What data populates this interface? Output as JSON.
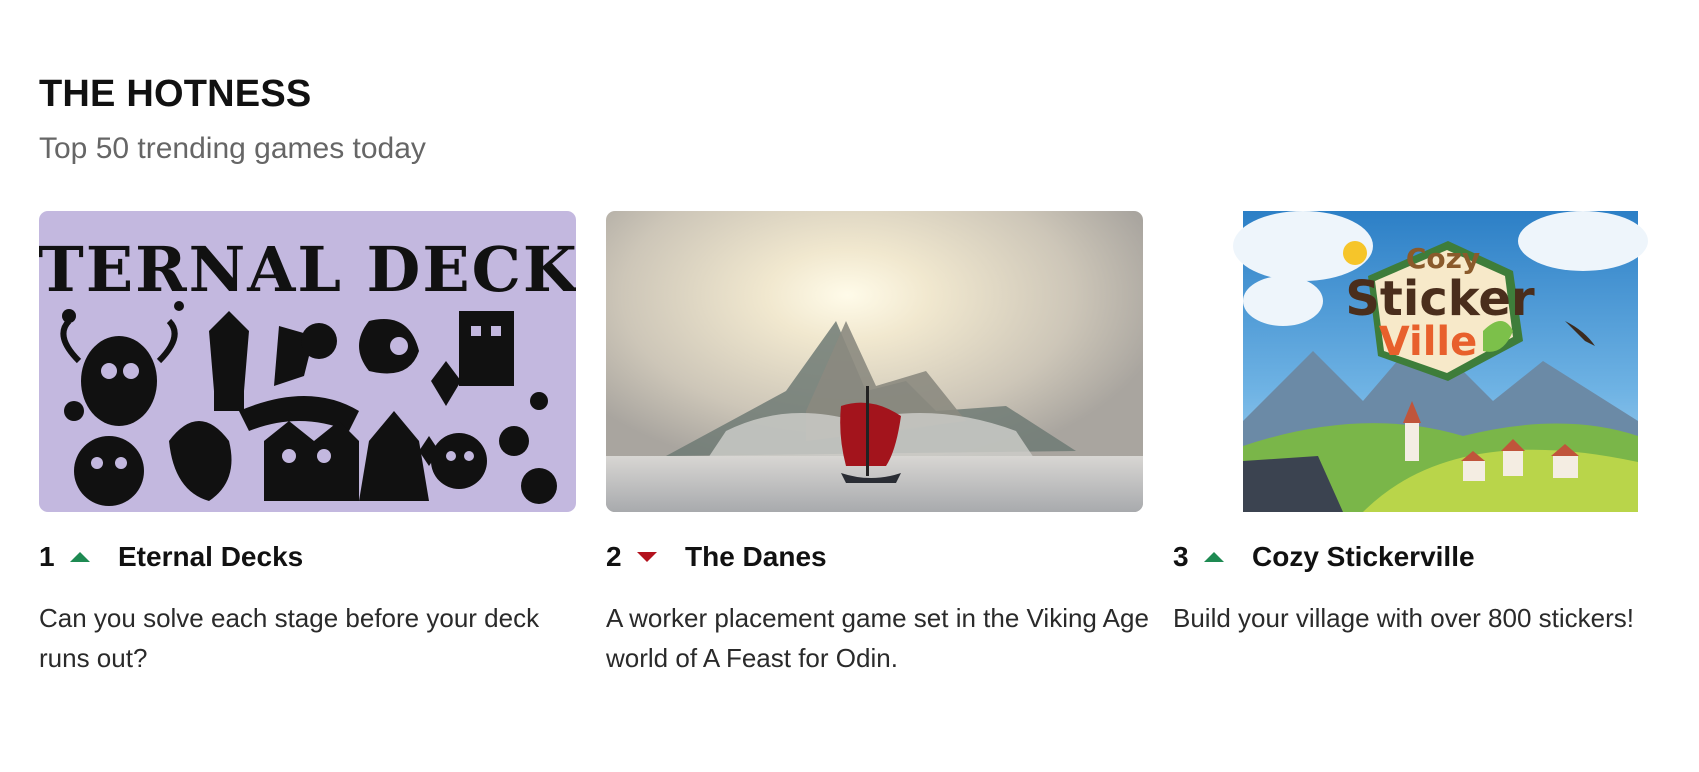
{
  "section": {
    "title": "THE HOTNESS",
    "subtitle": "Top 50 trending games today"
  },
  "colors": {
    "trend_up": "#1e8a52",
    "trend_down": "#b3121d",
    "eternal_bg": "#c3b8df"
  },
  "games": [
    {
      "rank": "1",
      "trend": "up",
      "trend_icon": "triangle-up-icon",
      "title": "Eternal Decks",
      "description": "Can you solve each stage before your deck runs out?",
      "art_text": "ETERNAL DECKS"
    },
    {
      "rank": "2",
      "trend": "down",
      "trend_icon": "triangle-down-icon",
      "title": "The Danes",
      "description": "A worker placement game set in the Viking Age world of A Feast for Odin."
    },
    {
      "rank": "3",
      "trend": "up",
      "trend_icon": "triangle-up-icon",
      "title": "Cozy Stickerville",
      "description": "Build your village with over 800 stickers!",
      "art_text": [
        "Cozy",
        "Sticker",
        "Ville"
      ]
    }
  ]
}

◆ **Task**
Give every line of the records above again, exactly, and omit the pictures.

◆ **Answer section**
What data populates this interface? Output as JSON.
{
  "section": {
    "title": "THE HOTNESS",
    "subtitle": "Top 50 trending games today"
  },
  "colors": {
    "trend_up": "#1e8a52",
    "trend_down": "#b3121d",
    "eternal_bg": "#c3b8df"
  },
  "games": [
    {
      "rank": "1",
      "trend": "up",
      "trend_icon": "triangle-up-icon",
      "title": "Eternal Decks",
      "description": "Can you solve each stage before your deck runs out?",
      "art_text": "ETERNAL DECKS"
    },
    {
      "rank": "2",
      "trend": "down",
      "trend_icon": "triangle-down-icon",
      "title": "The Danes",
      "description": "A worker placement game set in the Viking Age world of A Feast for Odin."
    },
    {
      "rank": "3",
      "trend": "up",
      "trend_icon": "triangle-up-icon",
      "title": "Cozy Stickerville",
      "description": "Build your village with over 800 stickers!",
      "art_text": [
        "Cozy",
        "Sticker",
        "Ville"
      ]
    }
  ]
}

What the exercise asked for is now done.